The Reclaiming Diversity and Citizenship Series seeks to encourage debate outside mainstream policy and conceptual frameworks on the future of food, farming, land use and human well-being. The opportunities and constraints to regenerating local food systems and economies based on social and ecological diversity, justice, human rights, inclusive democracy, and active forms of citizenship are explored in this series. The Reclaiming Diversity and Citizenship Series was published by the International Institute for Environment and Development (IIED) between 2006 and 2013. Since 2014 the series has been published by CAWR at Coventry University. Professor Michel Pimbert is the coordinator and editor of the Reclaiming Diversity and Citizenship Series.
Everyday Experts explains how knowledge built up through first-hand experience can help solve the crisis in the food system. It brings together fifty-seven activists, farmers, practitioners, researchers and community organisers from around the world in 28 original chapters to take a critical look at attempts to improve the dialogue between people whose knowledge has been marginalised in the past and others who are recognised as professional experts.

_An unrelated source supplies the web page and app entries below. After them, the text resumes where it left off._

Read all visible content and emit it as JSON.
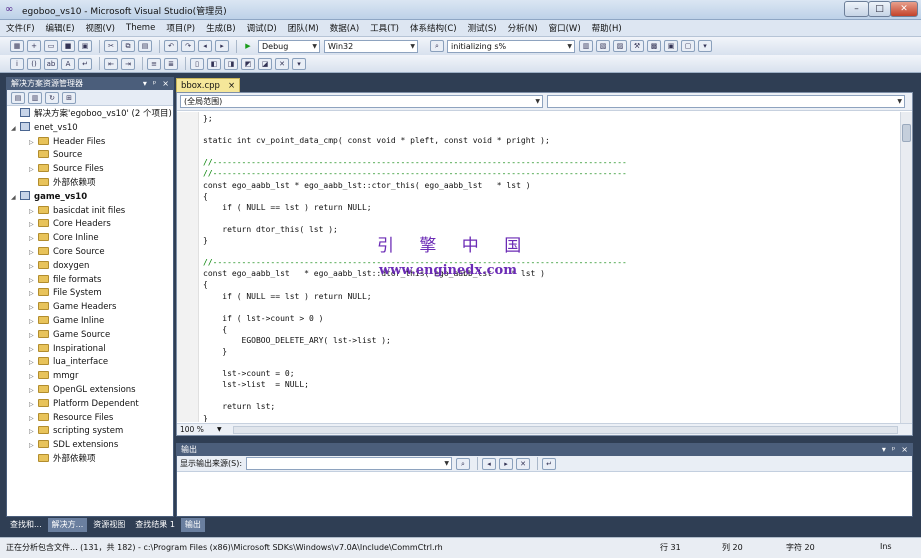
{
  "window": {
    "title": "egoboo_vs10 - Microsoft Visual Studio(管理员)",
    "min": "–",
    "max": "□",
    "close": "✕"
  },
  "menu": [
    "文件(F)",
    "编辑(E)",
    "视图(V)",
    "Theme",
    "项目(P)",
    "生成(B)",
    "调试(D)",
    "团队(M)",
    "数据(A)",
    "工具(T)",
    "体系结构(C)",
    "测试(S)",
    "分析(N)",
    "窗口(W)",
    "帮助(H)"
  ],
  "toolbar": {
    "config": "Debug",
    "platform": "Win32",
    "find": "initializing s%"
  },
  "solution_explorer": {
    "title": "解决方案资源管理器",
    "header_buttons": [
      "▾",
      "ᵖ",
      "×"
    ],
    "items": [
      {
        "label": "解决方案'egoboo_vs10' (2 个项目)",
        "indent": 0,
        "expander": "",
        "icon": "solution-icon",
        "bold": false
      },
      {
        "label": "enet_vs10",
        "indent": 0,
        "expander": "◢",
        "icon": "project-icon",
        "bold": false
      },
      {
        "label": "Header Files",
        "indent": 1,
        "expander": "▷",
        "icon": "folder-icon",
        "bold": false
      },
      {
        "label": "Source",
        "indent": 1,
        "expander": "",
        "icon": "folder-icon",
        "bold": false
      },
      {
        "label": "Source Files",
        "indent": 1,
        "expander": "▷",
        "icon": "folder-icon",
        "bold": false
      },
      {
        "label": "外部依赖项",
        "indent": 1,
        "expander": "",
        "icon": "folder-icon",
        "bold": false
      },
      {
        "label": "game_vs10",
        "indent": 0,
        "expander": "◢",
        "icon": "project-icon",
        "bold": true
      },
      {
        "label": "basicdat init files",
        "indent": 1,
        "expander": "▷",
        "icon": "folder-icon",
        "bold": false
      },
      {
        "label": "Core Headers",
        "indent": 1,
        "expander": "▷",
        "icon": "folder-icon",
        "bold": false
      },
      {
        "label": "Core Inline",
        "indent": 1,
        "expander": "▷",
        "icon": "folder-icon",
        "bold": false
      },
      {
        "label": "Core Source",
        "indent": 1,
        "expander": "▷",
        "icon": "folder-icon",
        "bold": false
      },
      {
        "label": "doxygen",
        "indent": 1,
        "expander": "▷",
        "icon": "folder-icon",
        "bold": false
      },
      {
        "label": "file formats",
        "indent": 1,
        "expander": "▷",
        "icon": "folder-icon",
        "bold": false
      },
      {
        "label": "File System",
        "indent": 1,
        "expander": "▷",
        "icon": "folder-icon",
        "bold": false
      },
      {
        "label": "Game Headers",
        "indent": 1,
        "expander": "▷",
        "icon": "folder-icon",
        "bold": false
      },
      {
        "label": "Game Inline",
        "indent": 1,
        "expander": "▷",
        "icon": "folder-icon",
        "bold": false
      },
      {
        "label": "Game Source",
        "indent": 1,
        "expander": "▷",
        "icon": "folder-icon",
        "bold": false
      },
      {
        "label": "Inspirational",
        "indent": 1,
        "expander": "▷",
        "icon": "folder-icon",
        "bold": false
      },
      {
        "label": "lua_interface",
        "indent": 1,
        "expander": "▷",
        "icon": "folder-icon",
        "bold": false
      },
      {
        "label": "mmgr",
        "indent": 1,
        "expander": "▷",
        "icon": "folder-icon",
        "bold": false
      },
      {
        "label": "OpenGL extensions",
        "indent": 1,
        "expander": "▷",
        "icon": "folder-icon",
        "bold": false
      },
      {
        "label": "Platform Dependent",
        "indent": 1,
        "expander": "▷",
        "icon": "folder-icon",
        "bold": false
      },
      {
        "label": "Resource Files",
        "indent": 1,
        "expander": "▷",
        "icon": "folder-icon",
        "bold": false
      },
      {
        "label": "scripting system",
        "indent": 1,
        "expander": "▷",
        "icon": "folder-icon",
        "bold": false
      },
      {
        "label": "SDL extensions",
        "indent": 1,
        "expander": "▷",
        "icon": "folder-icon",
        "bold": false
      },
      {
        "label": "外部依赖项",
        "indent": 1,
        "expander": "",
        "icon": "folder-icon",
        "bold": false
      }
    ]
  },
  "editor": {
    "tab": "bbox.cpp",
    "tab_close": "×",
    "scope": "(全局范围)",
    "zoom": "100 %",
    "watermark_cn": "引 擎 中 国",
    "watermark_url": "www.enginedx.com",
    "lines": [
      "};",
      "",
      "static int cv_point_data_cmp( const void * pleft, const void * pright );",
      "",
      "//--------------------------------------------------------------------------------------",
      "//--------------------------------------------------------------------------------------",
      "const ego_aabb_lst * ego_aabb_lst::ctor_this( ego_aabb_lst   * lst )",
      "{",
      "    if ( NULL == lst ) return NULL;",
      "",
      "    return dtor_this( lst );",
      "}",
      "",
      "//--------------------------------------------------------------------------------------",
      "const ego_aabb_lst   * ego_aabb_lst::dtor_this( ego_aabb_lst    * lst )",
      "{",
      "    if ( NULL == lst ) return NULL;",
      "",
      "    if ( lst->count > 0 )",
      "    {",
      "        EGOBOO_DELETE_ARY( lst->list );",
      "    }",
      "",
      "    lst->count = 0;",
      "    lst->list  = NULL;",
      "",
      "    return lst;",
      "}"
    ]
  },
  "output": {
    "title": "输出",
    "source_label": "显示输出来源(S):",
    "header_buttons": [
      "▾",
      "ᵖ",
      "×"
    ]
  },
  "bottom_tabs": [
    "查找和...",
    "解决方...",
    "资源视图",
    "查找结果 1",
    "输出"
  ],
  "status": {
    "message": "正在分析包含文件... (131，共 182) - c:\\Program Files (x86)\\Microsoft SDKs\\Windows\\v7.0A\\Include\\CommCtrl.rh",
    "line": "行 31",
    "col": "列 20",
    "char": "字符 20",
    "mode": "Ins"
  },
  "colors": {
    "accent": "#4b5e7b",
    "keyword": "#0000ff",
    "comment": "#008000",
    "watermark": "#6b2bb5"
  }
}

The world of research run by universities and other institutions is dominated by a culture that is white, upper-middle class and male. When people from communities that have previously been excluded are asked to take part in research – even participative research -- they are seldom able to do so on equal terms. Instead of being supported to draw on the expertise that they have gained from their life experience, they find themselves trapped in a ‘white-walled labyrinth’.
Building on research in the Indian States of Telangana and Andhra Pradesh, the Food Sovereignty Alliance (FSA) shows how this crisis extends well beyond the small farmers of Telangana and Andhra Pradesh State in South India. It affects small farmers nationally as well as globally. This book tells the story of how global trends including the onging threats of multilateral trade agreements such as the EU-India Free Trade Agreement and the Regional Comprehensive Economic Pact (RCEP), are driving countless small dairy farmers into debt and ultimately out of farming.

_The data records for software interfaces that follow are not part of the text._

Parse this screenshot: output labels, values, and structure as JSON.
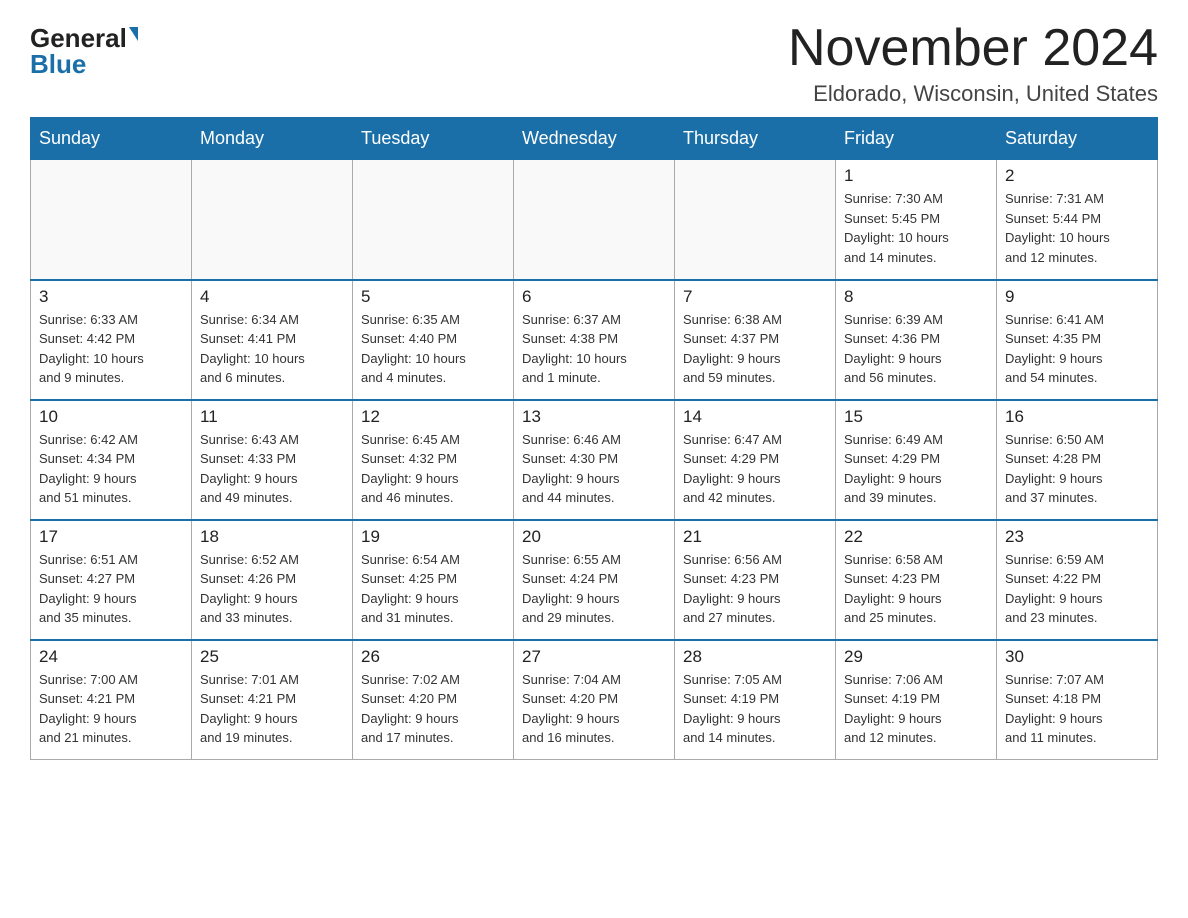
{
  "header": {
    "logo_general": "General",
    "logo_blue": "Blue",
    "month": "November 2024",
    "location": "Eldorado, Wisconsin, United States"
  },
  "weekdays": [
    "Sunday",
    "Monday",
    "Tuesday",
    "Wednesday",
    "Thursday",
    "Friday",
    "Saturday"
  ],
  "weeks": [
    [
      {
        "day": "",
        "info": ""
      },
      {
        "day": "",
        "info": ""
      },
      {
        "day": "",
        "info": ""
      },
      {
        "day": "",
        "info": ""
      },
      {
        "day": "",
        "info": ""
      },
      {
        "day": "1",
        "info": "Sunrise: 7:30 AM\nSunset: 5:45 PM\nDaylight: 10 hours\nand 14 minutes."
      },
      {
        "day": "2",
        "info": "Sunrise: 7:31 AM\nSunset: 5:44 PM\nDaylight: 10 hours\nand 12 minutes."
      }
    ],
    [
      {
        "day": "3",
        "info": "Sunrise: 6:33 AM\nSunset: 4:42 PM\nDaylight: 10 hours\nand 9 minutes."
      },
      {
        "day": "4",
        "info": "Sunrise: 6:34 AM\nSunset: 4:41 PM\nDaylight: 10 hours\nand 6 minutes."
      },
      {
        "day": "5",
        "info": "Sunrise: 6:35 AM\nSunset: 4:40 PM\nDaylight: 10 hours\nand 4 minutes."
      },
      {
        "day": "6",
        "info": "Sunrise: 6:37 AM\nSunset: 4:38 PM\nDaylight: 10 hours\nand 1 minute."
      },
      {
        "day": "7",
        "info": "Sunrise: 6:38 AM\nSunset: 4:37 PM\nDaylight: 9 hours\nand 59 minutes."
      },
      {
        "day": "8",
        "info": "Sunrise: 6:39 AM\nSunset: 4:36 PM\nDaylight: 9 hours\nand 56 minutes."
      },
      {
        "day": "9",
        "info": "Sunrise: 6:41 AM\nSunset: 4:35 PM\nDaylight: 9 hours\nand 54 minutes."
      }
    ],
    [
      {
        "day": "10",
        "info": "Sunrise: 6:42 AM\nSunset: 4:34 PM\nDaylight: 9 hours\nand 51 minutes."
      },
      {
        "day": "11",
        "info": "Sunrise: 6:43 AM\nSunset: 4:33 PM\nDaylight: 9 hours\nand 49 minutes."
      },
      {
        "day": "12",
        "info": "Sunrise: 6:45 AM\nSunset: 4:32 PM\nDaylight: 9 hours\nand 46 minutes."
      },
      {
        "day": "13",
        "info": "Sunrise: 6:46 AM\nSunset: 4:30 PM\nDaylight: 9 hours\nand 44 minutes."
      },
      {
        "day": "14",
        "info": "Sunrise: 6:47 AM\nSunset: 4:29 PM\nDaylight: 9 hours\nand 42 minutes."
      },
      {
        "day": "15",
        "info": "Sunrise: 6:49 AM\nSunset: 4:29 PM\nDaylight: 9 hours\nand 39 minutes."
      },
      {
        "day": "16",
        "info": "Sunrise: 6:50 AM\nSunset: 4:28 PM\nDaylight: 9 hours\nand 37 minutes."
      }
    ],
    [
      {
        "day": "17",
        "info": "Sunrise: 6:51 AM\nSunset: 4:27 PM\nDaylight: 9 hours\nand 35 minutes."
      },
      {
        "day": "18",
        "info": "Sunrise: 6:52 AM\nSunset: 4:26 PM\nDaylight: 9 hours\nand 33 minutes."
      },
      {
        "day": "19",
        "info": "Sunrise: 6:54 AM\nSunset: 4:25 PM\nDaylight: 9 hours\nand 31 minutes."
      },
      {
        "day": "20",
        "info": "Sunrise: 6:55 AM\nSunset: 4:24 PM\nDaylight: 9 hours\nand 29 minutes."
      },
      {
        "day": "21",
        "info": "Sunrise: 6:56 AM\nSunset: 4:23 PM\nDaylight: 9 hours\nand 27 minutes."
      },
      {
        "day": "22",
        "info": "Sunrise: 6:58 AM\nSunset: 4:23 PM\nDaylight: 9 hours\nand 25 minutes."
      },
      {
        "day": "23",
        "info": "Sunrise: 6:59 AM\nSunset: 4:22 PM\nDaylight: 9 hours\nand 23 minutes."
      }
    ],
    [
      {
        "day": "24",
        "info": "Sunrise: 7:00 AM\nSunset: 4:21 PM\nDaylight: 9 hours\nand 21 minutes."
      },
      {
        "day": "25",
        "info": "Sunrise: 7:01 AM\nSunset: 4:21 PM\nDaylight: 9 hours\nand 19 minutes."
      },
      {
        "day": "26",
        "info": "Sunrise: 7:02 AM\nSunset: 4:20 PM\nDaylight: 9 hours\nand 17 minutes."
      },
      {
        "day": "27",
        "info": "Sunrise: 7:04 AM\nSunset: 4:20 PM\nDaylight: 9 hours\nand 16 minutes."
      },
      {
        "day": "28",
        "info": "Sunrise: 7:05 AM\nSunset: 4:19 PM\nDaylight: 9 hours\nand 14 minutes."
      },
      {
        "day": "29",
        "info": "Sunrise: 7:06 AM\nSunset: 4:19 PM\nDaylight: 9 hours\nand 12 minutes."
      },
      {
        "day": "30",
        "info": "Sunrise: 7:07 AM\nSunset: 4:18 PM\nDaylight: 9 hours\nand 11 minutes."
      }
    ]
  ]
}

In 2016, the International Panel of Experts on Sustainable Food Systems (IPES-Food) published a report entitled From Uniformity to Diversity: a paradigm shift from industrial agriculture to diversified agroecological systems. This report provided a systematic review of existing studies of industrial and ecological systems of agriculture in the global context and offered constructive suggestions to facilitate the shift towards an agroecological system.

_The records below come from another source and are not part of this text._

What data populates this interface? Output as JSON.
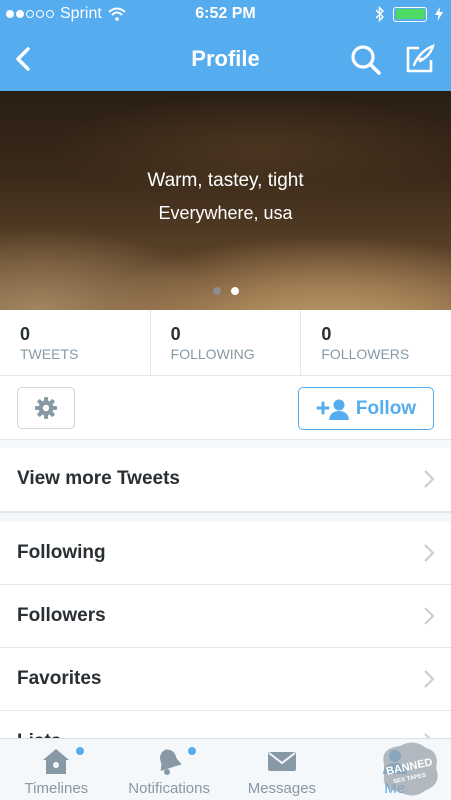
{
  "status_bar": {
    "carrier": "Sprint",
    "time": "6:52 PM",
    "signal_bars": 2,
    "battery_level": 1.0,
    "icons": [
      "signal-dots-icon",
      "wifi-icon",
      "bluetooth-icon",
      "battery-icon",
      "charging-bolt-icon"
    ]
  },
  "nav": {
    "title": "Profile",
    "icons": [
      "back-chevron-icon",
      "search-icon",
      "compose-icon"
    ]
  },
  "profile": {
    "name": "Warm, tastey, tight",
    "location": "Everywhere, usa",
    "pager_count": 2,
    "pager_active": 2
  },
  "stats": [
    {
      "value": "0",
      "label": "TWEETS"
    },
    {
      "value": "0",
      "label": "FOLLOWING"
    },
    {
      "value": "0",
      "label": "FOLLOWERS"
    }
  ],
  "actions": {
    "follow_label": "Follow",
    "icons": [
      "gear-icon",
      "add-user-icon"
    ]
  },
  "rows": {
    "view_more": "View more Tweets",
    "following": "Following",
    "followers": "Followers",
    "favorites": "Favorites",
    "lists": "Lists"
  },
  "tabbar": {
    "tabs": [
      {
        "label": "Timelines",
        "icon": "home-icon",
        "badge": true
      },
      {
        "label": "Notifications",
        "icon": "bell-icon",
        "badge": true
      },
      {
        "label": "Messages",
        "icon": "envelope-icon",
        "badge": false
      },
      {
        "label": "Me",
        "icon": "person-icon",
        "badge": false,
        "active": true
      }
    ]
  },
  "watermark": {
    "text": "BANNED SEX TAPES"
  },
  "colors": {
    "accent": "#55acee",
    "text_dark": "#292f33",
    "text_muted": "#8899a6",
    "separator": "#e1e8ed"
  }
}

Despite the growing recognition of family farming and agroecology, there is still a dearth of analytical tools to help understand the economic and ecological rationales of family-managed agroecosystems. The Lume method described in this book was developed as a contribution to fill this gap. In the Lume method, the agroecosystem is viewed as a ‘cultivated, socially managed ecosystem’